The aftermath of the race is where the true story lies though. It was brutally hot and was a good athlete - drank a recovery drink, electrolytes, ate a pre-made sandwich and even a smoothie I had frozen and put in the cooler. However, the days efforts took their toll on me as I waited in the feed zone as Brian slogged his 80 miles and 9k feet of climbing to the finish. I got a cracking head ache that forced us to stop on the drive home. I just kept thinking if we make it home, everything will be fine. But as we got closer, I felt worse and worse. Brian started talking about Mexican food and I made him put a cork in it for fear I would uncork my belly 3 miles from home. Once we turned onto our street, and home was almost there, he drove slower....but you know when you really have to pee and your OK, until you SEE a port-o-potty...then you HAVE to go?! That's just what happened. We got in the driveway, door open and puke all over the door, and driveway. Brian is champ because I puked so much my nose started to bleed a ton. He got the hose and cleaned the driveway so Moto would eat it (dogs are disgusting) and let me sit on the driveway and heave it out. Oddly, we couldn't stop laughing about it and he was gracious enough to grab me some crackers and 7UP to ease the pain. Every day, making the memories our fun life is made of!
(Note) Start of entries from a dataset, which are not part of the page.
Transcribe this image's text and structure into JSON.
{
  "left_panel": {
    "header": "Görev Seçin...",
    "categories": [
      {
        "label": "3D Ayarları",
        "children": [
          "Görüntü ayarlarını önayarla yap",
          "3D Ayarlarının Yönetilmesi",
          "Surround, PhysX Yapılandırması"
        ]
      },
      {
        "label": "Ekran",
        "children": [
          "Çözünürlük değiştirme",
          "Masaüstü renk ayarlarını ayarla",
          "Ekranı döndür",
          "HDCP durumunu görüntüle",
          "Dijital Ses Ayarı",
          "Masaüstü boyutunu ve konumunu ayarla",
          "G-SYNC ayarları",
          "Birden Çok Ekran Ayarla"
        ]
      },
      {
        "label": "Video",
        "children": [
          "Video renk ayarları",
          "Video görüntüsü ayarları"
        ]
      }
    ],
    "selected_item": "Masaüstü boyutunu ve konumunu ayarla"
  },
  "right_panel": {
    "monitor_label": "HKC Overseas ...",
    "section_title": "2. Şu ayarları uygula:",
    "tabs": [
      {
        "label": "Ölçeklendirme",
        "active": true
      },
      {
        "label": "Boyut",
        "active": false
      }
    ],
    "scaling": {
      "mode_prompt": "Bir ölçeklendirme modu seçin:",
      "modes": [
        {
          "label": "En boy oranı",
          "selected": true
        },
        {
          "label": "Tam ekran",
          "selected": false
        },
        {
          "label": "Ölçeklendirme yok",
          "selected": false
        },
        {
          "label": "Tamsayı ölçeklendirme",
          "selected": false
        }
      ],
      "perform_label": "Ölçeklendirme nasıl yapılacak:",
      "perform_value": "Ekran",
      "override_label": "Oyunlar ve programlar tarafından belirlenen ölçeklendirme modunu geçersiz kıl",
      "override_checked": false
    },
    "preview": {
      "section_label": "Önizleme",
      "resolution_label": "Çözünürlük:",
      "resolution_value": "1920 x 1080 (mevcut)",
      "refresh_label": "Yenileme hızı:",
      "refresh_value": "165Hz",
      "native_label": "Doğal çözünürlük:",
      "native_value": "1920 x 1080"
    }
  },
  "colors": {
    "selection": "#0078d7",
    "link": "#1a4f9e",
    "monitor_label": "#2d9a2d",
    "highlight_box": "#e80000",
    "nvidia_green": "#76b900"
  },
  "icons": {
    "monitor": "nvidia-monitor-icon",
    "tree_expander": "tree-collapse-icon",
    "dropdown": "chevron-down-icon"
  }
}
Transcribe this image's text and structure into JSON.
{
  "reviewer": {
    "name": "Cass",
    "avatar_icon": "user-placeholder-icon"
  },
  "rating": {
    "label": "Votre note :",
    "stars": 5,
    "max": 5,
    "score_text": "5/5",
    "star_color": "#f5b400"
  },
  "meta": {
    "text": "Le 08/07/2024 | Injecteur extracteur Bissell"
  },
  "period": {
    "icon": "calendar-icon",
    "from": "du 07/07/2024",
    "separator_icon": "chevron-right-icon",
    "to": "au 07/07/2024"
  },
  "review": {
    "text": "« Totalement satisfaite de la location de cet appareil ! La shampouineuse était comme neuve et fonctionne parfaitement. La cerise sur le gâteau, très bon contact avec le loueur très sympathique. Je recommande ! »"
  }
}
To cap our weekend adventures off, we created ground hogs day, loaded the car and headed to another bike race on Sunday. The barometer raised another 10 degrees and we were greeted with a pretty cool course at Chuck Pontius. I will spare you the details, but another 4th was to be had on the day for me. Several hours later, Brian lured me into the men's 1/2/3 crit of 75 minutes. It doesn't even take candy or anything cool to get me to race another event, total push-over. I was his only teammate for the day, and I am sure our discussions made quite a few of the guys racing laugh at least a little bit. Who brings their wife to a race, puts her in the race, then tells her to go to the front and do work? Brian does of course. He got in the early break which eventually lapped the field, as I sat tucked into the top 20 ticking the minutes off one by one. At the 50 minute mark, the length of the women's race earlier in the day, I was pretty knackered. Then I hear him coming. You can hear it a mile away and I knew exactly what he was going to say. Come on Joy! To the front, we have work to do! I told him I was spent, and he told me we didn't have time to discuss this matter, on his wheel! Yes Dear...He had rallied his friends and breakaway-mates to the front to keep things steady and under control for the remaining 25 minutes. I was already 2 bottles in and all I could do was hold him near the front. A big surge came and he cracked the whip, "Go Joy Go!!" And what else to do but bridge the gap, pull the pin on the grenade and fade to the back of the pack. I "sat" there until 2 laps to go and saw his little blue body make a violent attack off the front and my blue body let go of the grenade and I blew out the back. At least I got a 2 lap solo cool down to finish the race. :-)
Then, we ate like 7 dishes from the Thai place down the street. These are the stories that keep racing fun and enticing. We surely don't win often and we don't ever quit. But sometimes we get pretty darn tired. Now lets hope I can just be a better blogger and do this a bit more frequently.